As we flew along, we tuned into the various airports we passed along the way, Livermore, Tracy, Los Banos, and ultimately Hollister. As we flew along it was quite clear, but the clouds over in the valley didn't look promising. The breaking and clearing I expected by that time of day simply wasn't happening. We eventually found ourselves near the San Luis Reservoir where I had hoped we'd be able to cross the range and land over at Hollister. It was solid clouds over the hills and into the valley. It looked like 10 miles south of Hollister was broken to clear, but that didn't help us. With those low clouds, we wouldn't be able to do much glider flying.
So we turned around and headed home. After a few minutes of flying back the way we came, John said "Okay, your plane." He let me fly for 10 minutes or so while he relaxed and just didn't need to think about flying. I found the Piper pretty easy to control. I was able to maintain a heading and altitude within the range for Private Pilot testing standards. I flew a 360 degree turn and a few gentle banks. It was a relatively smooth ride. The plane didn't require nearly the amount of rudder that I'm used to, but I expected that and didn't find myself over-controlling.
We got to see a lot of the soon-to-be urban sprawl that's invading the Livermore and surrounding areas too.
After flying through the haze again, we found ourselves near the Altamont Pass once again where the sky was much clearer. We flew back into the Bay Area and contacted the Palo Alto tower to let 'em know we wanted to land.
The tower told us where to go and that there were, at one time, 4 planes ahead of us in the pattern. I'm not using to flying with that many planes in the pattern, but with a bit of looking we managed to find them all.
I knew that the pattern for powered aircraft would be different than what I'm used to in a glider, but it was quite different to experience in the air. There were a few times when I was thinking "we really should have turned back there" but we just kept on going. Eventually, though, we turned base and then final. Lined up for runway 31, we followed the plane ahead of us and came in to land.
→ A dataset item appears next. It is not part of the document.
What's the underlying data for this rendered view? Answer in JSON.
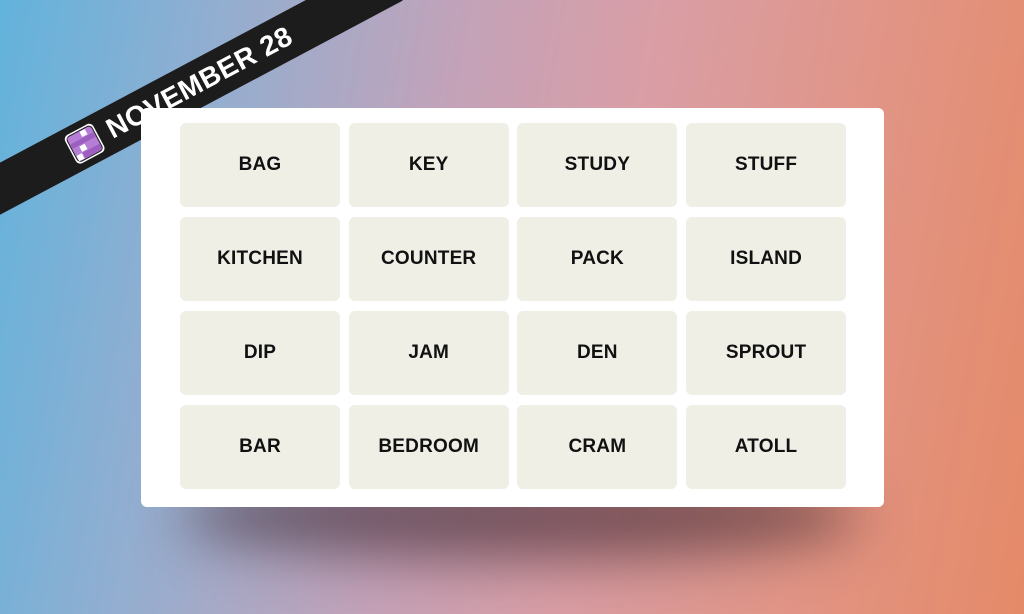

John did a good job of keeping the glide slope and we touched down pretty smoothly after a bit of floating.
We asked for permission to taxi back to the parking spot, taxied, parked and tied the plane down, and gathered up our stuff. We decided to try for a second attempt next Wednesday. But next time we're not planning to leave the airport until 1pm, so if the clouds decide to stick around longer, they shouldn't be much of a factor.
I've posted all the pictures from the day's flying for your viewing pleasure.